Gooden's rise from an unheralded high schooler in Richmond, Calif., to a first-team All-America this year has coincided with a fascinating give-and-take between player and coach. "It's very hard to find a kid who wants to be a post player, almost like there's a stigma," says Roy Williams, not just of Gooden but of most big men these days. "So you have to tell the kid, 'Hey, we'll try to help you develop your total game, but you have to do some things for us inside.' " It's a precarious balance, which is why Kansas assistant Joe Holladay believes mat with Gooden, Williams has done his best job of coaching a player in his 14 years with the Jayhawks. "He's accepted that Drew will do something stupid each game," Holladay says. "In the past he would have automatically jerked him out, but now he's like, O.K., you're allowed one a game. By giving Drew that leeway, he has made him a much better player."
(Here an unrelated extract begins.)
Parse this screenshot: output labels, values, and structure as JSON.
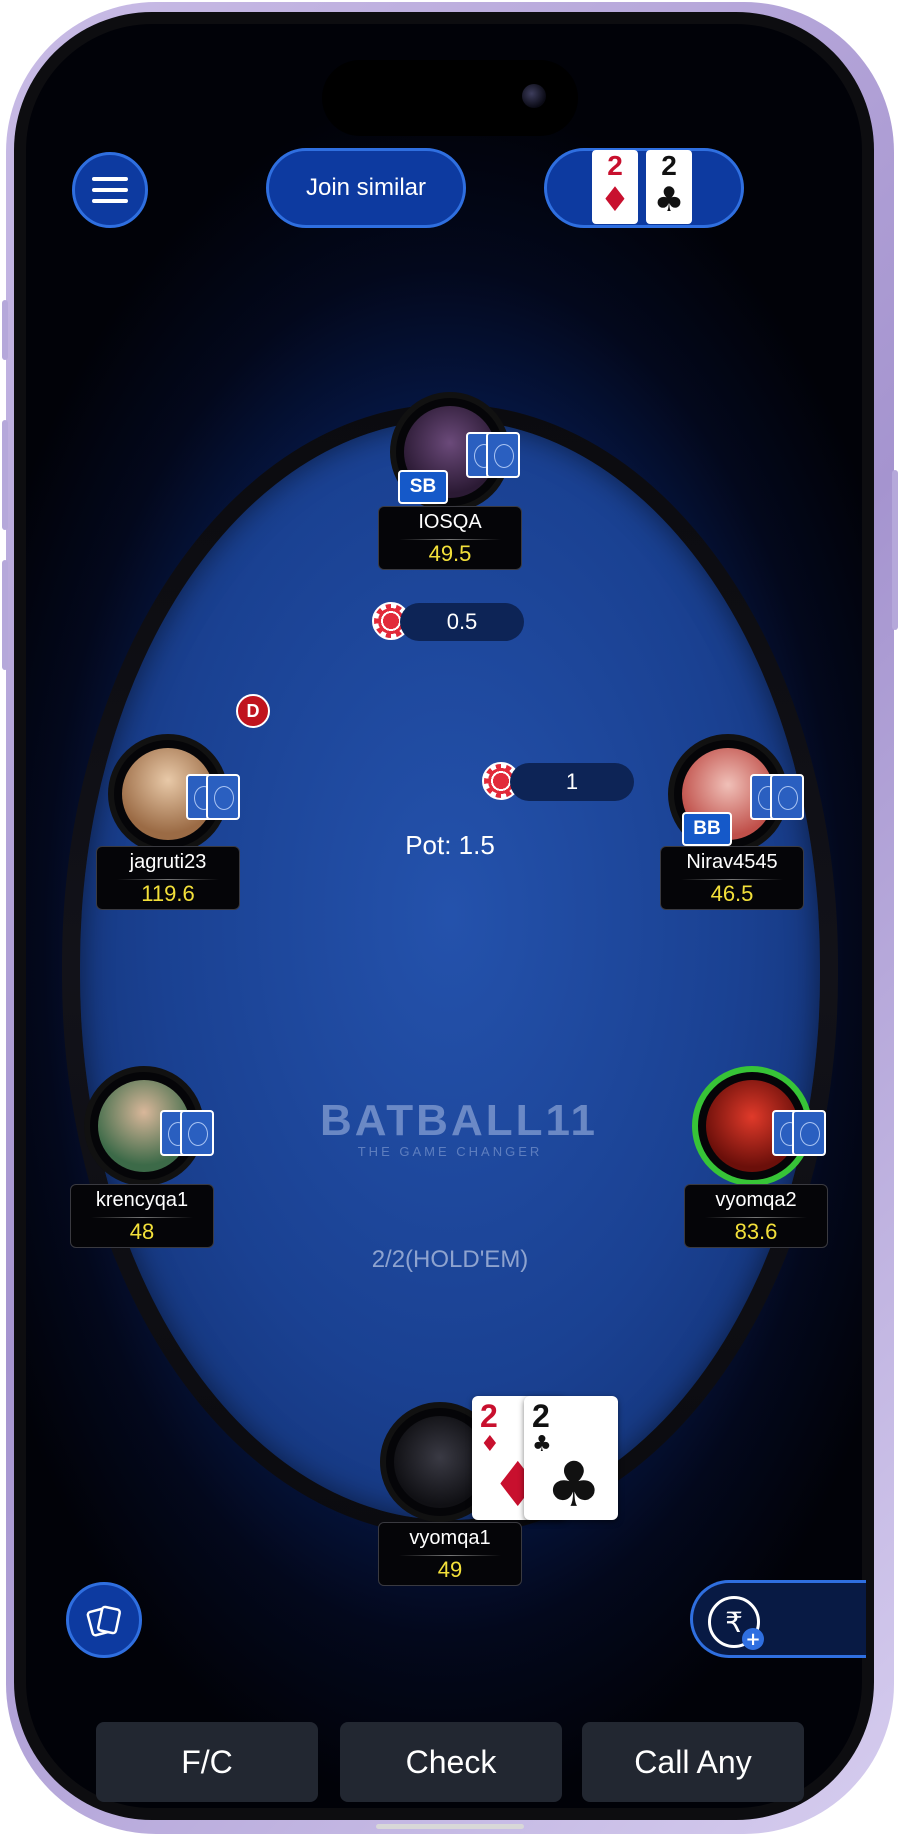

Williams has liberated the Kansas players another way this season, by making practices 30 minutes shorter than usual at Collison's request. As a result Kansas's top big men—Collison, Gooden and 6'9" freshman Wayne Simien—were spared untold hours of pounding, and the Jayhawks led the nation in scoring, at 92.0 points a game. "Coach has been more relaxed this year," says Collison, who is a junior. "Look at our turnovers. We have a lot of them, but he lets them go because they're the result of the pace we play."
Oklahoma may seem to mosey compared with its Big 12 rival Jayhawks, but the Sooners' attack is no less power-oriented, Thanks mainly to 6'8", 250-pound senior forward Aaron McGhee, the tournament's third-leading scorer with 89 points in four games. Yet when McGhee joined the Sooners last year—after stops at Cincinnati and Vincennes ( Ind.) junior college—Oklahoma coach Kelvin Sampson got one glimpse of his tattoos, shaved head, ripped-like-an-inmate physique and soft playing style and said, "You look like Godzilla, but you play like a nun?
"The tiling that stood out when he came to us was how soft he played for such a big guy," recalls Sampson, who kicked McGhee out of practice three times last year for his lackadaisical behavior. "He'd never played strong inside before, had never been asked to. I laid into him pretty good." Even McGhee admits mat he "took off some games" last year and mat he didn't refocus himself until he spent last summer in Norman following the Sooners' disappointing first-round loss to Indiana State in the NCAA tournament.